image from diongillard
College students should start a new BYOB: Bring Your Own Bag.
At the grocery store, when asked if you want paper or plastic, your answer should be neither.
Plastic bags are made from polyethylene, which, like all plastics, is derived from oil. According to WorldWatch, fewer than 1 percent of plastic bags are recycled, leaving the other 100 billion to clog streams and take up space in landfills.
It takes 11 barrels of oil to make a ton of plastic bags. Our reliance on this seemingly innocent staple of American life could be continuing our country’s dependence on oil from the Middle East.
Because of the plastic bags’ detrimental effects on the environment, San Francisco banned them last year. It is the first city in the United States to do so, but other large cities like Boston and Chicago are considering similar proposals.
Even though nothing that green is growing in the Midwest, consumers can still curb the amount of waste generated by their everyday shopping habits.
Some stores in the Lawrence area offer a discount for customers who bring in their own bags. Both The Merc, 901 Iowa St., and all Dillons stores offer a five cent discount for every reused bag.
“We do this for grocery bags, produce bags and coffee bags,” says Janie Wells, general manager of The Merc. “I started in 1996, and we’ve been offering the discount at least since then.”
Sheila Rowrie, Dillons spokesperson, says that Dillons has been offering the discount “for as long as any of us can remember,” and that she has been with the company for 11 years.
Even though five cents may not seem like much money, the spare change adds up over time.
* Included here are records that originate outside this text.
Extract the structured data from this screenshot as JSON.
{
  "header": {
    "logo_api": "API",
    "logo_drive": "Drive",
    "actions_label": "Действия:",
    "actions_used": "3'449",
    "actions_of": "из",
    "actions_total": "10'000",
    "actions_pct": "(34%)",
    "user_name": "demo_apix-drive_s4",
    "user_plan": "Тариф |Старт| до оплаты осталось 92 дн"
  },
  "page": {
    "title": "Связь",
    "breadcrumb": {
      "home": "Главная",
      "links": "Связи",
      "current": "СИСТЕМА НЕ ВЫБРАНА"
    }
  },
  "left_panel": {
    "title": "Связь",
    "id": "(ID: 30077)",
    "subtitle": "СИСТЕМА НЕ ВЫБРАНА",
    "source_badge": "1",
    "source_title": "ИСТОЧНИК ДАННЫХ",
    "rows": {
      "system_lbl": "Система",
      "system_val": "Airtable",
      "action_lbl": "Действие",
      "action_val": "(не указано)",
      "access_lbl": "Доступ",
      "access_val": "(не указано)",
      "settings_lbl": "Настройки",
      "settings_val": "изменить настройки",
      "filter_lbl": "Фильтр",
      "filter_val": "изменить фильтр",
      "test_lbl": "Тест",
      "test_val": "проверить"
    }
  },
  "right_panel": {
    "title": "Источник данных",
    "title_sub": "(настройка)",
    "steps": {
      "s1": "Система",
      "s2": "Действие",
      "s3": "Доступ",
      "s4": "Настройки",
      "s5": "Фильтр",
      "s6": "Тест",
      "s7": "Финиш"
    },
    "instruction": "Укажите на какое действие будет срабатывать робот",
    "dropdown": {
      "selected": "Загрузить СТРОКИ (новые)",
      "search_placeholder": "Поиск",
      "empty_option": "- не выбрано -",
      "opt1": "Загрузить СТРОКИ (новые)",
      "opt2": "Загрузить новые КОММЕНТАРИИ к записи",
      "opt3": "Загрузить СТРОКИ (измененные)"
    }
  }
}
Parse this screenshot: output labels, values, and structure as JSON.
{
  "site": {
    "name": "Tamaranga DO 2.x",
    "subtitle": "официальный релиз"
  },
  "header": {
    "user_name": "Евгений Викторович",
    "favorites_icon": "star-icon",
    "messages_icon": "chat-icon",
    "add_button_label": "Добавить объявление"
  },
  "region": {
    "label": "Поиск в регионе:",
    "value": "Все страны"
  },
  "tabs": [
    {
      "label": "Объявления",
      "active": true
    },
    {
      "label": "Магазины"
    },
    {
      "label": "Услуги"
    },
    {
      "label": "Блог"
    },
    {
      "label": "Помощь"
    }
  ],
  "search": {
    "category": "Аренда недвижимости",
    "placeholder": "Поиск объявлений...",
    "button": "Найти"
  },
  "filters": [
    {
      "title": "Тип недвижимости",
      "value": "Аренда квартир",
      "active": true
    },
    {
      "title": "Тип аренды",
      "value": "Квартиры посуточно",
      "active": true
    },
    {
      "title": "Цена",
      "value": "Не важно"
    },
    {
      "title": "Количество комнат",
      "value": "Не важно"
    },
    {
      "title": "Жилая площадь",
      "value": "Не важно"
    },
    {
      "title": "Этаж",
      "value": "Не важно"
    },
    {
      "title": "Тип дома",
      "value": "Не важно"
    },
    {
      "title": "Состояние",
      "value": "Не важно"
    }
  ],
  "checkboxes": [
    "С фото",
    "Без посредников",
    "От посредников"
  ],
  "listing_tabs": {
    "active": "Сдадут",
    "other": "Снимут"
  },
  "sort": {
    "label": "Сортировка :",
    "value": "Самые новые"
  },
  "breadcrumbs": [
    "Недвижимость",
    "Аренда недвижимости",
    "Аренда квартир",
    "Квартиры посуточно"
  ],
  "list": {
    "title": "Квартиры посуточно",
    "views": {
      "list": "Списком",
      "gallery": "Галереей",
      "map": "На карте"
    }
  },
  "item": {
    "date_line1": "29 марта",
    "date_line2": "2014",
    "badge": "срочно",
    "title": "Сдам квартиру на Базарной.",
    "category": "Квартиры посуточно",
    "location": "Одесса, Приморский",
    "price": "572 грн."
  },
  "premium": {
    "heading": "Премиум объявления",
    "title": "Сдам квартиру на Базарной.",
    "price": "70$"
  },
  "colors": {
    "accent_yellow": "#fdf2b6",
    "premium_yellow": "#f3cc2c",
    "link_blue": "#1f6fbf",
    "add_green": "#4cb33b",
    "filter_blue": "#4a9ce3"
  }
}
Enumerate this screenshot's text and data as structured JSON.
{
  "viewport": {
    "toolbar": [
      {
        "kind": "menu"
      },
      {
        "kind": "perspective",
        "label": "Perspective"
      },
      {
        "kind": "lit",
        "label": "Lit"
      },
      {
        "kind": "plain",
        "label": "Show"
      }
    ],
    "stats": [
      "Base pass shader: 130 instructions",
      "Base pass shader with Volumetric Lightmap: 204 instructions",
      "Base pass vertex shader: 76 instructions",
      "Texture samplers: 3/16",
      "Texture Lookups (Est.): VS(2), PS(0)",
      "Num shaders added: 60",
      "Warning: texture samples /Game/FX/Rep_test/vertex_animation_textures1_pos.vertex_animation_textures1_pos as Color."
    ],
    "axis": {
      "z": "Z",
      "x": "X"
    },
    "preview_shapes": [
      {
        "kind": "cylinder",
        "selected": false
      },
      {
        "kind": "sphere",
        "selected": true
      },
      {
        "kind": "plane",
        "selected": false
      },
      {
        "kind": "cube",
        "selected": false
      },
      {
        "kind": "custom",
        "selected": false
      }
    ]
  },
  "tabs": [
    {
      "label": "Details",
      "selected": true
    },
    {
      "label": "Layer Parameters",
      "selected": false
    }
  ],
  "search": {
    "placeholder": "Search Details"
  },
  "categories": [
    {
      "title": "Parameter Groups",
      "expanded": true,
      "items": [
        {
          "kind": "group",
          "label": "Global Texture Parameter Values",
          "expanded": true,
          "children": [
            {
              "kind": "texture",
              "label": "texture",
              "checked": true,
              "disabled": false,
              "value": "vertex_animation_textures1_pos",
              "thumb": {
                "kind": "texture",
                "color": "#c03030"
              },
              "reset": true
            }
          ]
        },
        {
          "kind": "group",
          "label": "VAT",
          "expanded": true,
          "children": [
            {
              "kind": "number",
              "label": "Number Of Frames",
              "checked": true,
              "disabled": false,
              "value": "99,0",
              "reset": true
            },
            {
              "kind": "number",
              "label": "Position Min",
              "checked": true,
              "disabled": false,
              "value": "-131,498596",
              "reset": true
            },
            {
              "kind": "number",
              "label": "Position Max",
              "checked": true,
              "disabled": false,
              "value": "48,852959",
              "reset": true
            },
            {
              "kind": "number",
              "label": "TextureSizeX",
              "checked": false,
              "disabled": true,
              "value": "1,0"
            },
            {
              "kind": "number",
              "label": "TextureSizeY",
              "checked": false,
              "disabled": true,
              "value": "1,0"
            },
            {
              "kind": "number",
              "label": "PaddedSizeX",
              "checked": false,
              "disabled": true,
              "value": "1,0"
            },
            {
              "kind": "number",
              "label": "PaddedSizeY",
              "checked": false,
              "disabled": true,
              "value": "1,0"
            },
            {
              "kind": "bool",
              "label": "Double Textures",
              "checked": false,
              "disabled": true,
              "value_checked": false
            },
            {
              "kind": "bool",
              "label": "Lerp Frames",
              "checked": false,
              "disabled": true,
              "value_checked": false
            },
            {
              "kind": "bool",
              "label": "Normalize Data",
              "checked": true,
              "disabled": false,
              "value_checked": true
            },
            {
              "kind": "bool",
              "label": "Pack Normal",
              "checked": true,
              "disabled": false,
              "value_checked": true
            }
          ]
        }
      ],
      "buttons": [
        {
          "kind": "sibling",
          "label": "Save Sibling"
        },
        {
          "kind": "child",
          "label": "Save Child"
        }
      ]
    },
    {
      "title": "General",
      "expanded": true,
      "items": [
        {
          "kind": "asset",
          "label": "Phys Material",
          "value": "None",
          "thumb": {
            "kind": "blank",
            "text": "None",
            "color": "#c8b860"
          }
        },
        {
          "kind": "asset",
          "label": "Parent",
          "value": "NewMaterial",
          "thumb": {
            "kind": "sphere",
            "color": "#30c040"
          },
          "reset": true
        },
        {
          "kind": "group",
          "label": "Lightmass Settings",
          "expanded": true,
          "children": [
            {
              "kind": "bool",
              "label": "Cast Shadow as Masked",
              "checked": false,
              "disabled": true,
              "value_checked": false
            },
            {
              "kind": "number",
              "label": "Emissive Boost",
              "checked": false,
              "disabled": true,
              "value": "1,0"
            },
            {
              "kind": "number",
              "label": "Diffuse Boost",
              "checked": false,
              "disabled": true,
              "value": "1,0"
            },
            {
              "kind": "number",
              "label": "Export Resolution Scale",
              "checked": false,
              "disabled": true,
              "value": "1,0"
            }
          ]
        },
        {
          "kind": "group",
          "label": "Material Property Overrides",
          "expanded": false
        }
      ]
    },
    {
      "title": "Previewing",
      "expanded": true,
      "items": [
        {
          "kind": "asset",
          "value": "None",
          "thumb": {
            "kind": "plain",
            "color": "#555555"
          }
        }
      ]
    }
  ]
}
The problem with offering this discount is that many customers have no idea that it even exists. Rowrie says that the discount is not explicitly advertised.
“It’s more of a word-of-mouth thing,” she says.
Wells says that The Merc has some in-store signs about the discount and that it is occasionally mentioned in advertisements or newsletters.
For people who don’t see the environmental benefits of using reusable bags, they need to be notified of the four Rs (reduce, reuse, recycle, remember this phrase) and shown the monetary benefit they would gain.
Larger chain stores, such as Wal-Mart, do not offer a discount for bringing in your own bag, but assistant manager Robert Garner at the store at 3300 Iowa says that the store welcomes people who want to BYOB.
“You can bring your own bags in—that’s fine,” he says. “We probably don’t offer a discount because we have a very big recycling program that the company uses for all stores, so that the bags are used as many times as possible.”
Although reusable bags are omnipresent at all types of stores now, larger corporations are still dragging their feet on the issue.
“Customers can buy a reusable bag for $1 at the store, but we do not offer a merchandise discount,” Wal-Mart spokesperson Bill Wertz says. “That may be something we’ll consider in the future, but I wouldn’t want to speculate at this point.”
Bringing cloth bags to the grocery store is more common now than it was in the 1980s or 1990s, Janie Wells says. She estimates that 30 percent of The Merc’s customers now bring their own bags.
Wells says that The Merc has resisted charging customers for using the store’s bags, a trend that is becoming increasingly popular on the West Coast.
“It’s the Midwest,” she says. “That’s pretty harsh. I would rather approach this through education and offering a reward for making a good choice.”
Now that you’ve got the facts, don’t be left holding the wrong bag.